Successes over the past two years include the Writing Center. Alumni fellows are hired to work evening hours offering writing help in the library. The library is a more centrally located on our campus than the Writing Center, resulting in increased use of this service. The Transformative speaking program hired and trained student peer mentors, who work with the Director out of a reserved room in the library. The program and has met lots of success integrating speaking programs into courses and helping students individually prepare for public speaking and presentations. The Office of Accessibility Resources and Services has also expanded and connected with the library through their Alumni Fellow. The grant included funding for several alumni fellows. We have so far hired a Library Research Alumni Fellow, an Instructional Technology Alumni Fellow, a Student Success Alumni Fellow, and a Center for Teaching and Learning Alumni Fellow. Next we will be hiring a Media Alumni Fellow to help students find the right equipment and offer guidance with tools and technology to create scholarly and creative work. Our Media Labs include facilities for digital photography and filmmaking; animation; music; audio; print; and video.

As we have just passed one year since the grant, we are reflecting back and looking forward. We now plan to divvy up responsibilities for the Knowledge Commons among the research librarians,, in order to create a sustainable model for partner services going forward. One of my colleagues will supervise all of the current the alumni fellows, developing infrastructure (training, project management tools) for team-based work, and leading a summer training institute in addition to maintaining her identity as a vital member of our research instruction team. Our current science librarian will add needs assessment and analysis for the Knowledge Commons, service assessment, and budget support and management to her job. She will also develop numerical/ visualization data to help advocate for funding. In addition to my current responsibilities as Access and Arts Librarian, I will be working on project management, space assessment and planning, renovation, marketing, self-help options for booking appointments and rooms in the library, as well as facilitating communication and coordination across library staff.

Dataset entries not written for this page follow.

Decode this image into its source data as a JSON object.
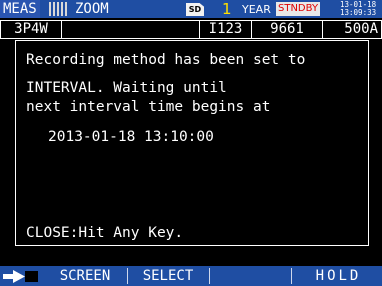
{
  "status_bar": {
    "mode": "MEAS",
    "zoom": "ZOOM",
    "sd_label": "SD",
    "record_count": "1",
    "year_label": "YEAR",
    "state": "STNDBY",
    "date": "13-01-18",
    "time": "13:09:33",
    "colors": {
      "bar": "#1f4ea3",
      "count": "#ffe000",
      "state_text": "#e00000"
    }
  },
  "setting_row": {
    "wiring": "3P4W",
    "current_input": "I123",
    "vt_ratio": "9661",
    "ct_range": "500A"
  },
  "dialog": {
    "line1": "Recording method has been set to",
    "line2": "INTERVAL. Waiting until",
    "line3": "next interval time begins at",
    "start_time": "2013-01-18 13:10:00",
    "close_hint": "CLOSE:Hit Any Key."
  },
  "function_bar": {
    "icon": "enter-key-icon",
    "keys": [
      "SCREEN",
      "SELECT",
      "",
      "HOLD"
    ]
  }
}
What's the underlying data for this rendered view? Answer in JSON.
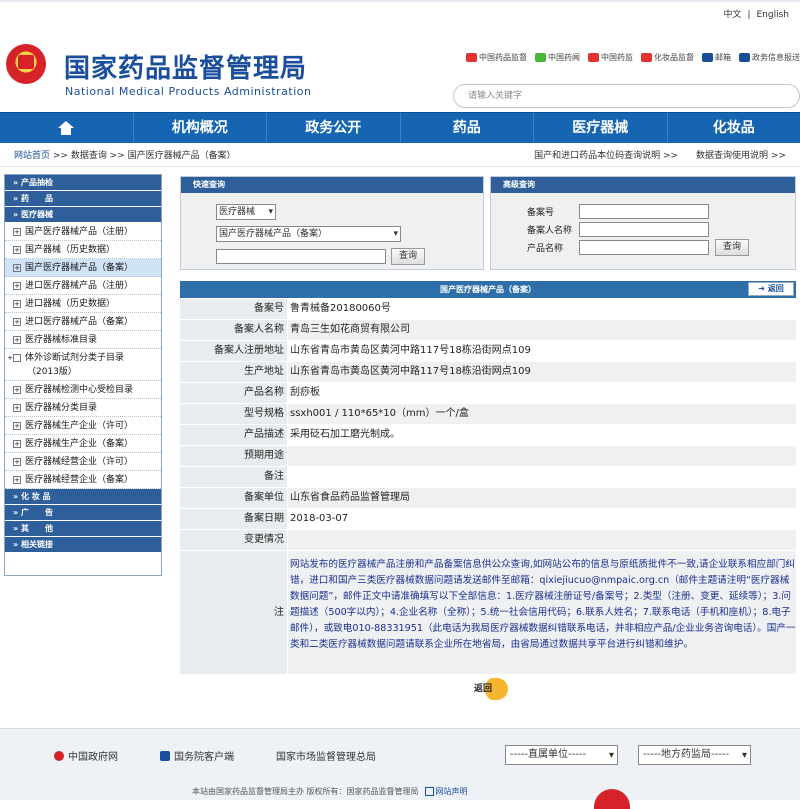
{
  "topbar": {
    "lang_cn": "中文",
    "sep": "|",
    "lang_en": "English"
  },
  "header": {
    "title_cn": "国家药品监督管理局",
    "title_en": "National Medical Products Administration",
    "quick_links": [
      {
        "label": "中国药品监督",
        "icon": "weibo-icon",
        "color": "#e5312f"
      },
      {
        "label": "中国药闻",
        "icon": "wechat-icon",
        "color": "#4bb43a"
      },
      {
        "label": "中国药监",
        "icon": "weibo-icon",
        "color": "#e5312f"
      },
      {
        "label": "化妆品监督",
        "icon": "weibo-icon",
        "color": "#e5312f"
      },
      {
        "label": "邮箱",
        "icon": "mail-icon",
        "color": "#1a4e9d"
      },
      {
        "label": "政务信息报送",
        "icon": "report-icon",
        "color": "#1a4e9d"
      }
    ],
    "search_placeholder": "请输入关键字"
  },
  "nav": {
    "home_icon": "home-icon",
    "items": [
      "机构概况",
      "政务公开",
      "药品",
      "医疗器械",
      "化妆品"
    ]
  },
  "breadcrumb": {
    "home": "网站首页",
    "path": " >> 数据查询 >> 国产医疗器械产品（备案）",
    "right1": "国产和进口药品本位码查询说明 >>",
    "right2": "数据查询使用说明 >>"
  },
  "sidebar": {
    "sec_products": "产品抽检",
    "sec_drugs": "药　　品",
    "sec_devices": "医疗器械",
    "items": [
      "国产医疗器械产品（注册）",
      "国产器械（历史数据）",
      "国产医疗器械产品（备案）",
      "进口医疗器械产品（注册）",
      "进口器械（历史数据）",
      "进口医疗器械产品（备案）",
      "医疗器械标准目录",
      "体外诊断试剂分类子目录（2013版）",
      "医疗器械检测中心受检目录",
      "医疗器械分类目录",
      "医疗器械生产企业（许可）",
      "医疗器械生产企业（备案）",
      "医疗器械经营企业（许可）",
      "医疗器械经营企业（备案）"
    ],
    "sec_cosmetics": "化 妆 品",
    "sec_ads": "广　　告",
    "sec_other": "其　　他",
    "sec_links": "相关链接"
  },
  "quick_search": {
    "title": "快速查询",
    "category": "医疗器械",
    "subcategory": "国产医疗器械产品（备案）",
    "button": "查询"
  },
  "advanced_search": {
    "title": "高级查询",
    "fields": [
      "备案号",
      "备案人名称",
      "产品名称"
    ],
    "button": "查询"
  },
  "detail": {
    "title": "国产医疗器械产品（备案）",
    "back": "返回",
    "rows": [
      {
        "k": "备案号",
        "v": "鲁青械备20180060号"
      },
      {
        "k": "备案人名称",
        "v": "青岛三生如花商贸有限公司"
      },
      {
        "k": "备案人注册地址",
        "v": "山东省青岛市黄岛区黄河中路117号18栋沿街网点109"
      },
      {
        "k": "生产地址",
        "v": "山东省青岛市黄岛区黄河中路117号18栋沿街网点109"
      },
      {
        "k": "产品名称",
        "v": "刮痧板"
      },
      {
        "k": "型号规格",
        "v": "ssxh001 / 110*65*10（mm）一个/盒"
      },
      {
        "k": "产品描述",
        "v": "采用砭石加工磨光制成。"
      },
      {
        "k": "预期用途",
        "v": ""
      },
      {
        "k": "备注",
        "v": ""
      },
      {
        "k": "备案单位",
        "v": "山东省食品药品监督管理局"
      },
      {
        "k": "备案日期",
        "v": "2018-03-07"
      },
      {
        "k": "变更情况",
        "v": ""
      }
    ],
    "note_label": "注",
    "note": "网站发布的医疗器械产品注册和产品备案信息供公众查询,如网站公布的信息与原纸质批件不一致,请企业联系相应部门纠错，进口和国产三类医疗器械数据问题请发送邮件至邮箱：qixiejiucuo@nmpaic.org.cn（邮件主题请注明“医疗器械数据问题”，邮件正文中请准确填写以下全部信息：1.医疗器械注册证号/备案号；2.类型（注册、变更、延续等）；3.问题描述（500字以内）；4.企业名称（全称）；5.统一社会信用代码；6.联系人姓名；7.联系电话（手机和座机）；8.电子邮件），或致电010-88331951（此电话为我局医疗器械数据纠错联系电话，并非相应产品/企业业务咨询电话）。国产一类和二类医疗器械数据问题请联系企业所在地省局，由省局通过数据共享平台进行纠错和维护。",
    "return_label": "返回"
  },
  "footer": {
    "links": [
      {
        "label": "中国政府网",
        "icon": "emblem-icon",
        "color": "#d6232a"
      },
      {
        "label": "国务院客户端",
        "icon": "app-icon",
        "color": "#1a4e9d"
      },
      {
        "label": "国家市场监督管理总局",
        "icon": "",
        "color": ""
      }
    ],
    "select1": "-----直属单位-----",
    "select2": "-----地方药监局-----",
    "copyright": "本站由国家药品监督管理局主办  版权所有：国家药品监督管理局",
    "statement": "网站声明"
  }
}
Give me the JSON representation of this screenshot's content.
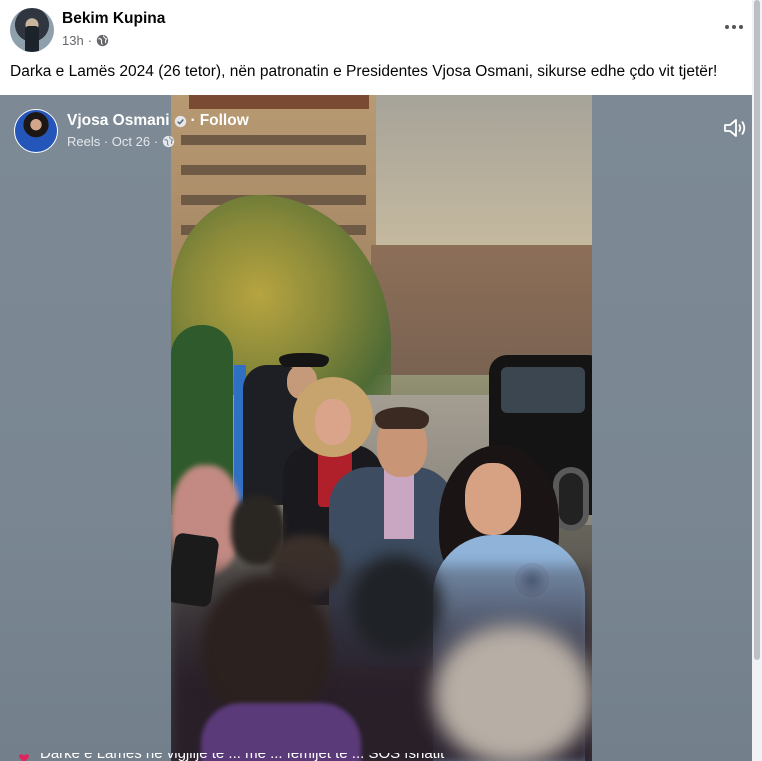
{
  "post": {
    "author": "Bekim Kupina",
    "time": "13h",
    "audience_icon": "globe-icon",
    "more_icon": "more-horizontal-icon",
    "text": "Darka e Lamës 2024 (26 tetor), nën patronatin e Presidentes Vjosa Osmani, sikurse edhe çdo vit tjetër!"
  },
  "reel": {
    "author": "Vjosa Osmani",
    "verified_icon": "verified-badge-icon",
    "separator": "·",
    "follow": "Follow",
    "meta": "Reels · Oct 26 ·",
    "audience_icon": "globe-icon",
    "sound_icon": "speaker-icon"
  },
  "caption": {
    "icon": "heart-icon",
    "text": "Darkë e Lamës në vigjilje të ... më ... fëmijët të ... SOS fshatit"
  },
  "colors": {
    "text_primary": "#050505",
    "text_secondary": "#65676b",
    "media_background": "#7a8793",
    "caption_heart": "#e0245e"
  }
}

We have also begun to prototype new spaces, including a renovation of our 24/7 study space affectionately dubbed “The Airport Lounge.” We will be renovating a space in our Media Services department that we are calling “The Inquiry Center” which will have a flexible classroom space and several consultation spaces for the expanded academic services. Here, alumni fellows, as well as librarians, writing center fellows, transformative speaking mentors, and media staff with expertise can meet with students in one centralized location. These renovations have just begun.

While still very much in progress, our Knowledge Commons vision brings Hampshire full circle back to its original, innovative library design, while also looking to the future. We are combining our carefully curated print with collaborative partners, returning the library to Robert Taylor’s vision of the “nerve center” of the College, and continuing to explore and develop an active role for the library in the teaching and learning process. In these turbulent times, the library’s role offering free resources and services to ALL people becomes even more critical. The library must, indeed, remain “open-ended.”